Canine Distemper in Dogs
Canine distemper is a contagious and serious viral illness with no known cure. The disease affects dogs, and certain species of wildlife, such as raccoons, wolves, foxes, and skunks. The common house pet, the ferret, is also a carrier of this virus. Canine distemper belongs to the Morbillivirus class of viruses, and is a relative of the measles virus, which affects humans, the Rinderpest virus that affects cattle, and thePhocine virus that causes seal distemper. All are members of the Paramyxoviridaefamily. Young, unvaccinated puppies and non-immunized older dogs tend to be more susceptible to the disease.
Symptoms and Types
The virus, which is spread through the air and by direct or indirect (i.e. utensils, bedding) contact with an infected animal, initially attacks a dog’s tonsils and lymph nodes and replicates itself there for about one week. It then attacks the respiratory, urogenital, gastrointestinal, and nervous systems.
In the initial stages of Canine Distemper, the major symptoms include high fever (≥103.5 ° F, or 39.7° C), reddened eyes, and a watery discharge from the nose and eyes. An infected dog will become lethargic and tired, and will usually become anorexic. Persistent coughing, vomiting, and diarrhea may also occur. In the later stages of the disease, the virus starts attacking the other systems of the dog’s body, particularly the nervous system. The brain and spinal cord are affected and the dog may start having fits, seizures, paralysis, and attacks of hysteria.
Canine distemper is sometimes also called “hard pad disease” because certain strains of the virus can cause an abnormal enlargement or thickening of the pads of an animal’s feet. In dogs or animals with weak immune systems, death may result two to five weeks after the initial infection.
The disease can be acquired from improperly attenuated vaccines, though this occurs rather rarely. Bacterial infections of the respiratory or gastrointestinal systems may also increase an animal’s vulnerability to the disease. Non-immunized dogs that come into any kind of contact with an infected animal carry a particularly high risk of contracting the disease.
Canine distemper is diagnosed with biochemical tests and urine analysis, which may also reveal a reduced number of lymphocytes, the white blood cells that function in the immune system in the initial stages of the disease (lymphopenia). A serology test may identify positive antibodies, but this test cannot distinguish between vaccination antibodies and an exposure to a virulent virus. Viral antigens may be detected in urine sediment or vaginal imprints. Haired skin, nasal mucous, and the footpadepithelium may be tested for antibodies as well. Radiographs can only be used to determine whether an infected animal has contracted pneumonia. Computed tomography (CT) and magnetic resonance imaging (MRI) scans can be used to examine the brain for any lesions that may have developed.

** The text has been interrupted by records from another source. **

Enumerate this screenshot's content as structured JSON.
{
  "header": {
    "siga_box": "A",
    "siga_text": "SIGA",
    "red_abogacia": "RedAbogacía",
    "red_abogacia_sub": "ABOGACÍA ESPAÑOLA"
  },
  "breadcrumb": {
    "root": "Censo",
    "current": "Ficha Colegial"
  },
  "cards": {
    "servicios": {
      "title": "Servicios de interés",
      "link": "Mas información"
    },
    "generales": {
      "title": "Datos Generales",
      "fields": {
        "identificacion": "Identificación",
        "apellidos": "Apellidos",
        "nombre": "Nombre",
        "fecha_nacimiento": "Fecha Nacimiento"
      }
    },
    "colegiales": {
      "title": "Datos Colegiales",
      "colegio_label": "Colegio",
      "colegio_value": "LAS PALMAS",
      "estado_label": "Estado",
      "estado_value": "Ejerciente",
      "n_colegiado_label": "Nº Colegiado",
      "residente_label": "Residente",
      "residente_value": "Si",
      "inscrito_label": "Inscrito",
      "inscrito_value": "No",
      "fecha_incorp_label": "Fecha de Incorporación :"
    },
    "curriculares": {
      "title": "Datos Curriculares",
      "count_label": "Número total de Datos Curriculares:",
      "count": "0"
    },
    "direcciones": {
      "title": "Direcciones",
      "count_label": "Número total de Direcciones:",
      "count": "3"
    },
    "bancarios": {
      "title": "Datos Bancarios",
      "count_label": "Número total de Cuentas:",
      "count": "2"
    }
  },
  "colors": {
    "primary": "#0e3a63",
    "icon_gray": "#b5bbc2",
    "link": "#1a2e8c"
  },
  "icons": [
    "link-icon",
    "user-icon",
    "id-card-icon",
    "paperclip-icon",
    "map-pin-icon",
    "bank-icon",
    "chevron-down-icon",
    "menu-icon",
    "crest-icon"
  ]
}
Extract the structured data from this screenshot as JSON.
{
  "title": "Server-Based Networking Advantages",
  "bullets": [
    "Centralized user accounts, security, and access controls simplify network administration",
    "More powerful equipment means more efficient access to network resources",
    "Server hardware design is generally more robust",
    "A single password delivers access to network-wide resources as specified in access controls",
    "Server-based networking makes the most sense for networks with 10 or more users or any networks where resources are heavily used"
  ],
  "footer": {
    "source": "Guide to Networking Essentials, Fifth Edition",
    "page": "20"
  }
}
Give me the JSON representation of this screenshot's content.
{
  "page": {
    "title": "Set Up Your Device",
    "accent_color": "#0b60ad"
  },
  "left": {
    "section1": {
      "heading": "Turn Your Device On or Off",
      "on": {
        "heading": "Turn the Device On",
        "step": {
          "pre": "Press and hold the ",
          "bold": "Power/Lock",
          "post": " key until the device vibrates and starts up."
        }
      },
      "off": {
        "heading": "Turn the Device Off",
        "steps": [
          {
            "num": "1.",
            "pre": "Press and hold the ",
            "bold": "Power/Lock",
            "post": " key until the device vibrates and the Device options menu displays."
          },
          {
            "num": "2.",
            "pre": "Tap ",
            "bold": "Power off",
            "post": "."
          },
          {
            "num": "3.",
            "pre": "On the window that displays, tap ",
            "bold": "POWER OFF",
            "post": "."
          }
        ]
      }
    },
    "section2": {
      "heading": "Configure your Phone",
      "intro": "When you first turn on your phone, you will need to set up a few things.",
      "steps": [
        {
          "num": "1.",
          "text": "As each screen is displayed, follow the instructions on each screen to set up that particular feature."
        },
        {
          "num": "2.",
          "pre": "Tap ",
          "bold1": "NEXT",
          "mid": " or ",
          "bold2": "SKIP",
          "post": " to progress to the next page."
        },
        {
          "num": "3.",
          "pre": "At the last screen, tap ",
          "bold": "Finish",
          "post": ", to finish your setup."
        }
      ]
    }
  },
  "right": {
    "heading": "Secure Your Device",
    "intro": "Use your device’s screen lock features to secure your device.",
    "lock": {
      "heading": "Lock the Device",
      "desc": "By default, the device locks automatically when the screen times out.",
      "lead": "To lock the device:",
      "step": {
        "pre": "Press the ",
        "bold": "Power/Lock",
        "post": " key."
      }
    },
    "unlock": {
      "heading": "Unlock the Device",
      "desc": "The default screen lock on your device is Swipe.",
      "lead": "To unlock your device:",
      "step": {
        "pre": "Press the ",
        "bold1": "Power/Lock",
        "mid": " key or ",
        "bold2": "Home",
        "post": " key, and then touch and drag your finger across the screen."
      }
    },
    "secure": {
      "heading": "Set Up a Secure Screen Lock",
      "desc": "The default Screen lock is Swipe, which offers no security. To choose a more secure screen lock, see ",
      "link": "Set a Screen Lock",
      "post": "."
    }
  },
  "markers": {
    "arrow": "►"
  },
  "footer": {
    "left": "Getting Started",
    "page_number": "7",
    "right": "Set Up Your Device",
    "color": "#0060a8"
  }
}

Unfortunately, there is no cure for canine distemper. Treatment for the disease, therefore, is heavily focused on alleviating the symptoms. If the animal has become anorexic or has diarrhea, intravenous supportive fluids may be given. Discharge from the eyes and nose must be cleaned away regularly. Antibiotics may be prescribed to control the symptoms caused by a secondary bacterial infection, and phenobarbitals and potassium bromide may be needed to control convulsions and seizures. There are no antiviral drugs that are effective in treating the disease.
Living and Management
In the more acute stages of canine distemper, it is necessary to monitor for development of pneumonia or dehydration from diarrhea. The central nervous system (CNS) must also be monitored because seizures and other neural disturbances may occur. A dog’s chances for surviving canine distemper will depend on the strain of the virus and the strength of the dog’s immune system. Recovery is entirely possible, although seizures and other fatal disturbances to the CNS may occur two to three months after recovery. Fully recovered dogs do not spread or carry the virus.
The best prevention for canine distemper is routine vaccinations and immediate isolation of infected animals. Special care must be taken to protect new-born pups from exposure, since they are especially susceptible to the disease.
Laurelwood Animal Hospital,located near Jesuit High School on Beaverton-Hillsdale Highway offers a full range of companion animal services, including surgery, nutrition and behavior counseling, parasite control and preventative medicine. The hospital also offers advanced imaging through an all-digital spiral CT scanner, a comprehensive dental program and laser treatment.
If you’re looking for quality, compassionate veterinary care in Beaverton, Oregon, come visit us at Laurelwood Animal Hospital.
Laurelwood Animal Hospital
9315 SW Beaverton-Hillsdale Highway
Beaverton, Oregon 97005
Phone: (971) 244-4230
Fax: (503) 292-6808
E-mail: [email protected]